(Website and app data records)
....
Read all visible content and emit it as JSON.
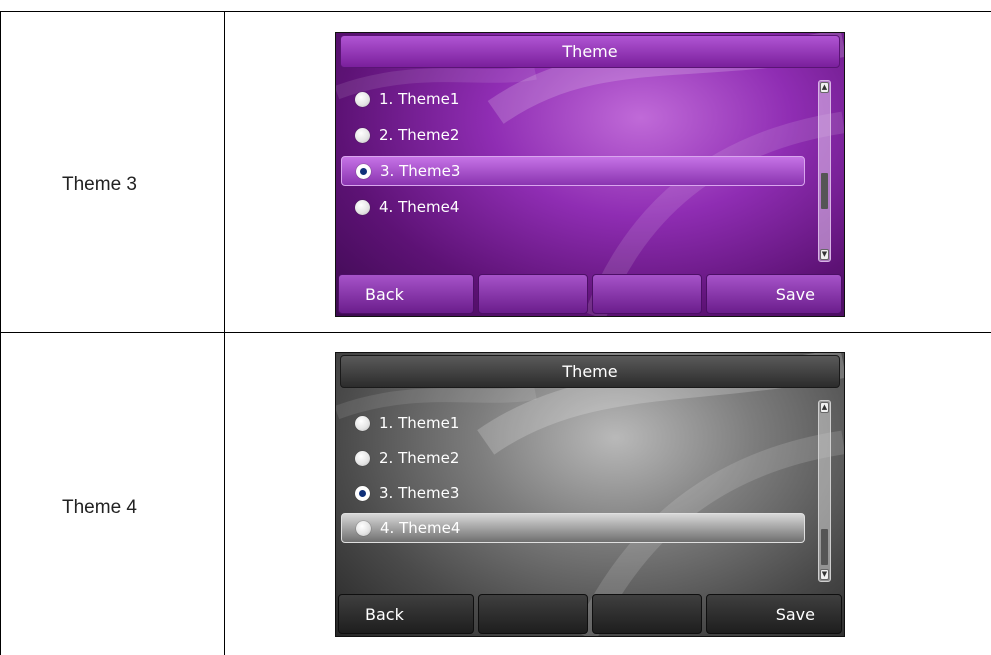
{
  "rows": [
    {
      "label": "Theme 3",
      "screen": {
        "title": "Theme",
        "items": [
          "1. Theme1",
          "2. Theme2",
          "3. Theme3",
          "4. Theme4"
        ],
        "selected_index": 2,
        "highlighted_index": 2,
        "softkeys": [
          "Back",
          "",
          "",
          "Save"
        ],
        "scroll_position": 0.75,
        "accent_color": "#8f2db3"
      }
    },
    {
      "label": "Theme 4",
      "screen": {
        "title": "Theme",
        "items": [
          "1. Theme1",
          "2. Theme2",
          "3. Theme3",
          "4. Theme4"
        ],
        "selected_index": 2,
        "highlighted_index": 3,
        "softkeys": [
          "Back",
          "",
          "",
          "Save"
        ],
        "scroll_position": 0.95,
        "accent_color": "#4a4a4a"
      }
    }
  ],
  "icons": {
    "radio_checked": "radio-checked-icon",
    "radio_unchecked": "radio-unchecked-icon",
    "scroll_up": "scroll-up-arrow-icon",
    "scroll_down": "scroll-down-arrow-icon"
  }
}
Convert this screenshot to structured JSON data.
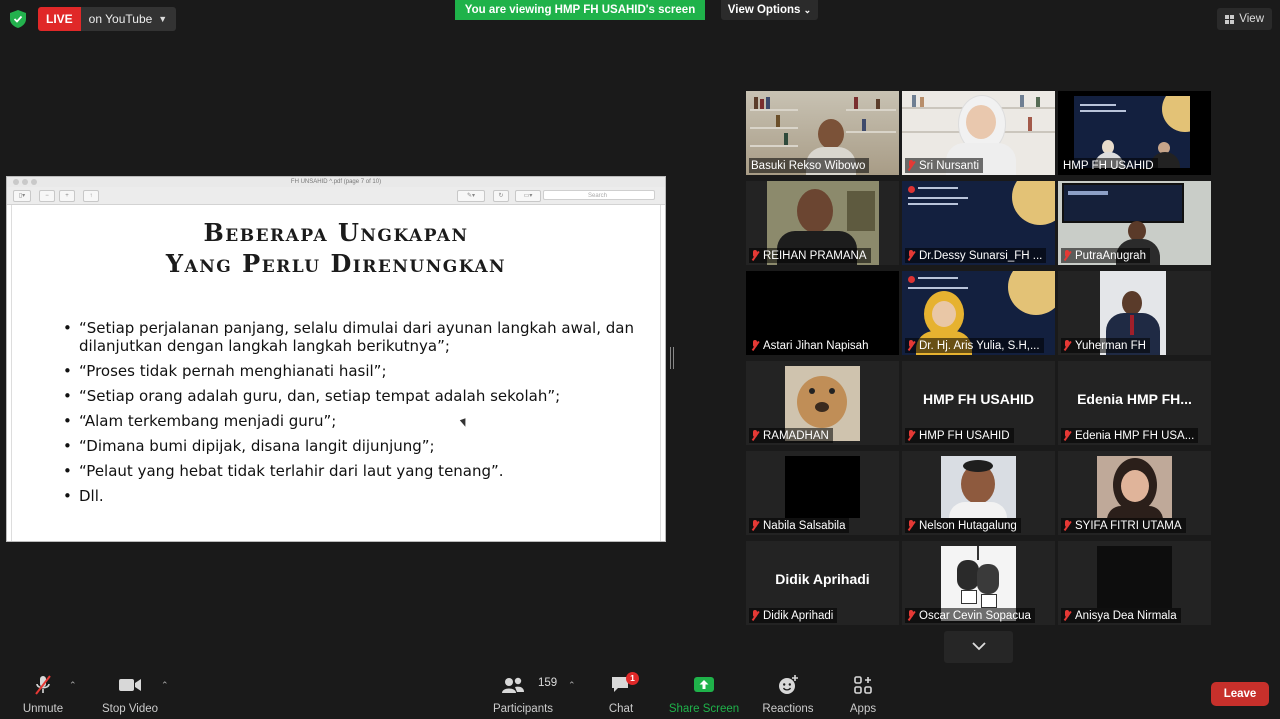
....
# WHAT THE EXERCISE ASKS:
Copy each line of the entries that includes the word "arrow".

# ANSWER FOR THE TASK:
    "scroll_up": "scroll-up-arrow-icon",
    "scroll_down": "scroll-down-arrow-icon"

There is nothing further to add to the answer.